EXERCISE PROMPT —
Produce an exact copy of the listing.

RECORDS PROVIDED —

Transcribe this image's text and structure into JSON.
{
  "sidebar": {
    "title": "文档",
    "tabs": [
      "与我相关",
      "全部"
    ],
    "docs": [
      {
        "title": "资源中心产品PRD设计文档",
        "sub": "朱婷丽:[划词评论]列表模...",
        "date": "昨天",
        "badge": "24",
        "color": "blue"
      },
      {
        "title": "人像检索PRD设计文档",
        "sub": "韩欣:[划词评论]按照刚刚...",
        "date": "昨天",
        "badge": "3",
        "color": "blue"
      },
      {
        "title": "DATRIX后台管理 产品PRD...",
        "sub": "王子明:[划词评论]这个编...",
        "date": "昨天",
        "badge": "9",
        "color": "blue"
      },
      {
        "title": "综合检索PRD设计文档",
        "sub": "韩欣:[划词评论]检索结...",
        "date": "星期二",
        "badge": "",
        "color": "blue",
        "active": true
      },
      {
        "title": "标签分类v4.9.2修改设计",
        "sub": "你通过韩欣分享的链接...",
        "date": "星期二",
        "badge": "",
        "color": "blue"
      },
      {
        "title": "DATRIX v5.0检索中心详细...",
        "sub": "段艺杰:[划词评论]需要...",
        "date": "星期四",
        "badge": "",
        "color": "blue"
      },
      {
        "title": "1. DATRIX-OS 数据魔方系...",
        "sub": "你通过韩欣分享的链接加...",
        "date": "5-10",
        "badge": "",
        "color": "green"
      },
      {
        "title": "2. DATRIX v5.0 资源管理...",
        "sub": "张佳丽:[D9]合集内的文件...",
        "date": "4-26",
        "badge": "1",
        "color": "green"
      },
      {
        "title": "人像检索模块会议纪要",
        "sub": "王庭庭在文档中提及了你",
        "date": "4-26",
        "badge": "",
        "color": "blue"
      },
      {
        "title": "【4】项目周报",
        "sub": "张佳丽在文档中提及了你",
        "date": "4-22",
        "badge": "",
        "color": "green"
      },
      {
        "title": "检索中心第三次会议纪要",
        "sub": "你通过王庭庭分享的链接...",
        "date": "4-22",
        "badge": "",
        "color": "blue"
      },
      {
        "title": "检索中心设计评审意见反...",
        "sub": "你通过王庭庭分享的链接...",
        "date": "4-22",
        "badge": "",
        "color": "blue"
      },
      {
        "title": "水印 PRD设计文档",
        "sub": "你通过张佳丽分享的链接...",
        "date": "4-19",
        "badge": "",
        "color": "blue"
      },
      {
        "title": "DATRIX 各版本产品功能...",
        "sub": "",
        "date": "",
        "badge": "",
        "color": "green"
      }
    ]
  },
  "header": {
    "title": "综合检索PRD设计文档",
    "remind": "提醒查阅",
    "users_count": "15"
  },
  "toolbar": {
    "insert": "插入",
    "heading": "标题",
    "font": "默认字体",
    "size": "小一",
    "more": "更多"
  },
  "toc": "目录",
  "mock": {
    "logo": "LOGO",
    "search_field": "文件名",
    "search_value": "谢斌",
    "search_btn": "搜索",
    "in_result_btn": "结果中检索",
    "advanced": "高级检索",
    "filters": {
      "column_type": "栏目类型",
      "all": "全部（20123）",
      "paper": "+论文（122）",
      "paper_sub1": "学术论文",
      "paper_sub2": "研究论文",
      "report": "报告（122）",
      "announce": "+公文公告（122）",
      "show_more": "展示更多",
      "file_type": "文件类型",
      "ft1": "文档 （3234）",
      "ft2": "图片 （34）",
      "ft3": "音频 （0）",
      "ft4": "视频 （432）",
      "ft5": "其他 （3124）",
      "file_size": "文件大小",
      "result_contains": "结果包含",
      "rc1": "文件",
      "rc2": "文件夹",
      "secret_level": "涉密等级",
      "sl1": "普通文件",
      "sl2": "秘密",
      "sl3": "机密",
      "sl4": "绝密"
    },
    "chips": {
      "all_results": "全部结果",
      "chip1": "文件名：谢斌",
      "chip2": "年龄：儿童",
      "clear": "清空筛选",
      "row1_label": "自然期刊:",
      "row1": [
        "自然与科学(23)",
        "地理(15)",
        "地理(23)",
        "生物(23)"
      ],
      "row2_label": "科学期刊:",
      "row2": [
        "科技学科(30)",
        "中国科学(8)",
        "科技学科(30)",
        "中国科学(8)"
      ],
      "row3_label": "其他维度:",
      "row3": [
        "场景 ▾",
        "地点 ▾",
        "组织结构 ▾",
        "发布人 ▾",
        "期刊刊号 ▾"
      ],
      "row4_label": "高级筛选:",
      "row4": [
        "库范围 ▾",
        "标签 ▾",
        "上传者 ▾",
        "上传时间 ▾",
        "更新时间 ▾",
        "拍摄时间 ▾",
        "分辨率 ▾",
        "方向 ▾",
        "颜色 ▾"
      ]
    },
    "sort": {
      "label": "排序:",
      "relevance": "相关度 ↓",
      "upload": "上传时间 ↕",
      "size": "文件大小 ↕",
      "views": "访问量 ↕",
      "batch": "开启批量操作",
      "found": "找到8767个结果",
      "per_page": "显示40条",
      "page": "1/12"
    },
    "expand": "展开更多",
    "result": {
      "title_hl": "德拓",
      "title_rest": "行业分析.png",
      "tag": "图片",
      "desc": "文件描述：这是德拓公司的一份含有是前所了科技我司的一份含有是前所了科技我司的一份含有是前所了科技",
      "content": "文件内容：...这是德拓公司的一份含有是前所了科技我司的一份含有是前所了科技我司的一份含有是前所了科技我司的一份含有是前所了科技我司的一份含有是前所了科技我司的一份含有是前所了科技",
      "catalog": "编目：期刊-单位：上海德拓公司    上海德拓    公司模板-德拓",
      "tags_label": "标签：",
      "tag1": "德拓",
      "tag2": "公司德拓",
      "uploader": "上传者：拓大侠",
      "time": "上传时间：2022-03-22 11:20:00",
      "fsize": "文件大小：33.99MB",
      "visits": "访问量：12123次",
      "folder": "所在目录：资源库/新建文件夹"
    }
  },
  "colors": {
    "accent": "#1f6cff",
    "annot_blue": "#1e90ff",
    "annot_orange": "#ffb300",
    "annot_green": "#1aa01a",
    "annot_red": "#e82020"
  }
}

FINAL ANSWER —
Transcribe this image's text and structure into JSON.
{
  "sidebar": {
    "title": "文档",
    "tabs": [
      "与我相关",
      "全部"
    ],
    "docs": [
      {
        "title": "资源中心产品PRD设计文档",
        "sub": "朱婷丽:[划词评论]列表模...",
        "date": "昨天",
        "badge": "24",
        "color": "blue"
      },
      {
        "title": "人像检索PRD设计文档",
        "sub": "韩欣:[划词评论]按照刚刚...",
        "date": "昨天",
        "badge": "3",
        "color": "blue"
      },
      {
        "title": "DATRIX后台管理 产品PRD...",
        "sub": "王子明:[划词评论]这个编...",
        "date": "昨天",
        "badge": "9",
        "color": "blue"
      },
      {
        "title": "综合检索PRD设计文档",
        "sub": "韩欣:[划词评论]检索结...",
        "date": "星期二",
        "badge": "",
        "color": "blue",
        "active": true
      },
      {
        "title": "标签分类v4.9.2修改设计",
        "sub": "你通过韩欣分享的链接...",
        "date": "星期二",
        "badge": "",
        "color": "blue"
      },
      {
        "title": "DATRIX v5.0检索中心详细...",
        "sub": "段艺杰:[划词评论]需要...",
        "date": "星期四",
        "badge": "",
        "color": "blue"
      },
      {
        "title": "1. DATRIX-OS 数据魔方系...",
        "sub": "你通过韩欣分享的链接加...",
        "date": "5-10",
        "badge": "",
        "color": "green"
      },
      {
        "title": "2. DATRIX v5.0 资源管理...",
        "sub": "张佳丽:[D9]合集内的文件...",
        "date": "4-26",
        "badge": "1",
        "color": "green"
      },
      {
        "title": "人像检索模块会议纪要",
        "sub": "王庭庭在文档中提及了你",
        "date": "4-26",
        "badge": "",
        "color": "blue"
      },
      {
        "title": "【4】项目周报",
        "sub": "张佳丽在文档中提及了你",
        "date": "4-22",
        "badge": "",
        "color": "green"
      },
      {
        "title": "检索中心第三次会议纪要",
        "sub": "你通过王庭庭分享的链接...",
        "date": "4-22",
        "badge": "",
        "color": "blue"
      },
      {
        "title": "检索中心设计评审意见反...",
        "sub": "你通过王庭庭分享的链接...",
        "date": "4-22",
        "badge": "",
        "color": "blue"
      },
      {
        "title": "水印 PRD设计文档",
        "sub": "你通过张佳丽分享的链接...",
        "date": "4-19",
        "badge": "",
        "color": "blue"
      },
      {
        "title": "DATRIX 各版本产品功能...",
        "sub": "",
        "date": "",
        "badge": "",
        "color": "green"
      }
    ]
  },
  "header": {
    "title": "综合检索PRD设计文档",
    "remind": "提醒查阅",
    "users_count": "15"
  },
  "toolbar": {
    "insert": "插入",
    "heading": "标题",
    "font": "默认字体",
    "size": "小一",
    "more": "更多"
  },
  "toc": "目录",
  "mock": {
    "logo": "LOGO",
    "search_field": "文件名",
    "search_value": "谢斌",
    "search_btn": "搜索",
    "in_result_btn": "结果中检索",
    "advanced": "高级检索",
    "filters": {
      "column_type": "栏目类型",
      "all": "全部（20123）",
      "paper": "+论文（122）",
      "paper_sub1": "学术论文",
      "paper_sub2": "研究论文",
      "report": "报告（122）",
      "announce": "+公文公告（122）",
      "show_more": "展示更多",
      "file_type": "文件类型",
      "ft1": "文档 （3234）",
      "ft2": "图片 （34）",
      "ft3": "音频 （0）",
      "ft4": "视频 （432）",
      "ft5": "其他 （3124）",
      "file_size": "文件大小",
      "result_contains": "结果包含",
      "rc1": "文件",
      "rc2": "文件夹",
      "secret_level": "涉密等级",
      "sl1": "普通文件",
      "sl2": "秘密",
      "sl3": "机密",
      "sl4": "绝密"
    },
    "chips": {
      "all_results": "全部结果",
      "chip1": "文件名：谢斌",
      "chip2": "年龄：儿童",
      "clear": "清空筛选",
      "row1_label": "自然期刊:",
      "row1": [
        "自然与科学(23)",
        "地理(15)",
        "地理(23)",
        "生物(23)"
      ],
      "row2_label": "科学期刊:",
      "row2": [
        "科技学科(30)",
        "中国科学(8)",
        "科技学科(30)",
        "中国科学(8)"
      ],
      "row3_label": "其他维度:",
      "row3": [
        "场景 ▾",
        "地点 ▾",
        "组织结构 ▾",
        "发布人 ▾",
        "期刊刊号 ▾"
      ],
      "row4_label": "高级筛选:",
      "row4": [
        "库范围 ▾",
        "标签 ▾",
        "上传者 ▾",
        "上传时间 ▾",
        "更新时间 ▾",
        "拍摄时间 ▾",
        "分辨率 ▾",
        "方向 ▾",
        "颜色 ▾"
      ]
    },
    "sort": {
      "label": "排序:",
      "relevance": "相关度 ↓",
      "upload": "上传时间 ↕",
      "size": "文件大小 ↕",
      "views": "访问量 ↕",
      "batch": "开启批量操作",
      "found": "找到8767个结果",
      "per_page": "显示40条",
      "page": "1/12"
    },
    "expand": "展开更多",
    "result": {
      "title_hl": "德拓",
      "title_rest": "行业分析.png",
      "tag": "图片",
      "desc": "文件描述：这是德拓公司的一份含有是前所了科技我司的一份含有是前所了科技我司的一份含有是前所了科技",
      "content": "文件内容：...这是德拓公司的一份含有是前所了科技我司的一份含有是前所了科技我司的一份含有是前所了科技我司的一份含有是前所了科技我司的一份含有是前所了科技我司的一份含有是前所了科技",
      "catalog": "编目：期刊-单位：上海德拓公司    上海德拓    公司模板-德拓",
      "tags_label": "标签：",
      "tag1": "德拓",
      "tag2": "公司德拓",
      "uploader": "上传者：拓大侠",
      "time": "上传时间：2022-03-22 11:20:00",
      "fsize": "文件大小：33.99MB",
      "visits": "访问量：12123次",
      "folder": "所在目录：资源库/新建文件夹"
    }
  },
  "colors": {
    "accent": "#1f6cff",
    "annot_blue": "#1e90ff",
    "annot_orange": "#ffb300",
    "annot_green": "#1aa01a",
    "annot_red": "#e82020"
  }
}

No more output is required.